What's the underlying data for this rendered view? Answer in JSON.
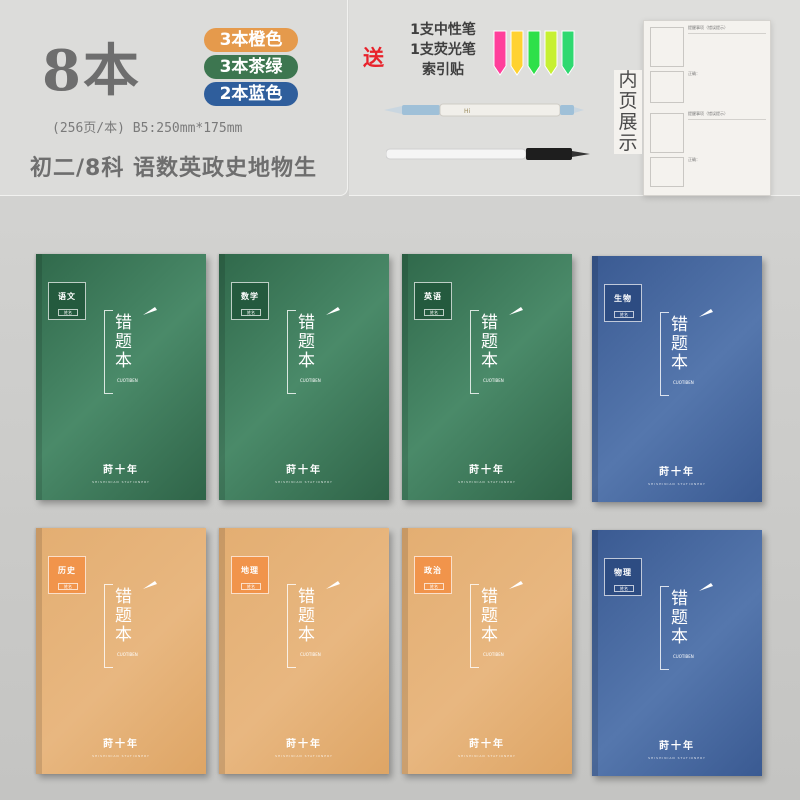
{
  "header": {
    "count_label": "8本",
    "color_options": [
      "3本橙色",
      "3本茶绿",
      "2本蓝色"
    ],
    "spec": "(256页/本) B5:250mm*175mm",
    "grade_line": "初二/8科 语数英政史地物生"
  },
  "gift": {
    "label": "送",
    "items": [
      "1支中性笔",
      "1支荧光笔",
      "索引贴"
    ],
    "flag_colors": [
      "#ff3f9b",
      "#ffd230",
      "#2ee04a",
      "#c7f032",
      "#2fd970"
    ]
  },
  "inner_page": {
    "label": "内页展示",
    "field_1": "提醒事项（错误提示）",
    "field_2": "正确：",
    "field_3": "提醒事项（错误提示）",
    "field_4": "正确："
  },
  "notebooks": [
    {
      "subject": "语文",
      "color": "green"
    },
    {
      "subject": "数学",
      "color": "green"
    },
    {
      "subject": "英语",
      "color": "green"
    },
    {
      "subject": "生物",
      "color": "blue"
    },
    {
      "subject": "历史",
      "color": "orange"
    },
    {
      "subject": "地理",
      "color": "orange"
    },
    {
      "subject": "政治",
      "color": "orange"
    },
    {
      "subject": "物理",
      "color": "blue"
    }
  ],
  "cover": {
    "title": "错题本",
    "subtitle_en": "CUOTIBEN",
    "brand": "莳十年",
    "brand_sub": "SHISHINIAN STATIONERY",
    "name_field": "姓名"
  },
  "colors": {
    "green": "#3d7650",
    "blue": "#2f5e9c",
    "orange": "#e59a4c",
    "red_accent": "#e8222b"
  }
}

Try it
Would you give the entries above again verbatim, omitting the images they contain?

Result below
What's the underlying data for this rendered view? Answer in JSON.
{
  "header": {
    "count_label": "8本",
    "color_options": [
      "3本橙色",
      "3本茶绿",
      "2本蓝色"
    ],
    "spec": "(256页/本) B5:250mm*175mm",
    "grade_line": "初二/8科 语数英政史地物生"
  },
  "gift": {
    "label": "送",
    "items": [
      "1支中性笔",
      "1支荧光笔",
      "索引贴"
    ],
    "flag_colors": [
      "#ff3f9b",
      "#ffd230",
      "#2ee04a",
      "#c7f032",
      "#2fd970"
    ]
  },
  "inner_page": {
    "label": "内页展示",
    "field_1": "提醒事项（错误提示）",
    "field_2": "正确：",
    "field_3": "提醒事项（错误提示）",
    "field_4": "正确："
  },
  "notebooks": [
    {
      "subject": "语文",
      "color": "green"
    },
    {
      "subject": "数学",
      "color": "green"
    },
    {
      "subject": "英语",
      "color": "green"
    },
    {
      "subject": "生物",
      "color": "blue"
    },
    {
      "subject": "历史",
      "color": "orange"
    },
    {
      "subject": "地理",
      "color": "orange"
    },
    {
      "subject": "政治",
      "color": "orange"
    },
    {
      "subject": "物理",
      "color": "blue"
    }
  ],
  "cover": {
    "title": "错题本",
    "subtitle_en": "CUOTIBEN",
    "brand": "莳十年",
    "brand_sub": "SHISHINIAN STATIONERY",
    "name_field": "姓名"
  },
  "colors": {
    "green": "#3d7650",
    "blue": "#2f5e9c",
    "orange": "#e59a4c",
    "red_accent": "#e8222b"
  }
}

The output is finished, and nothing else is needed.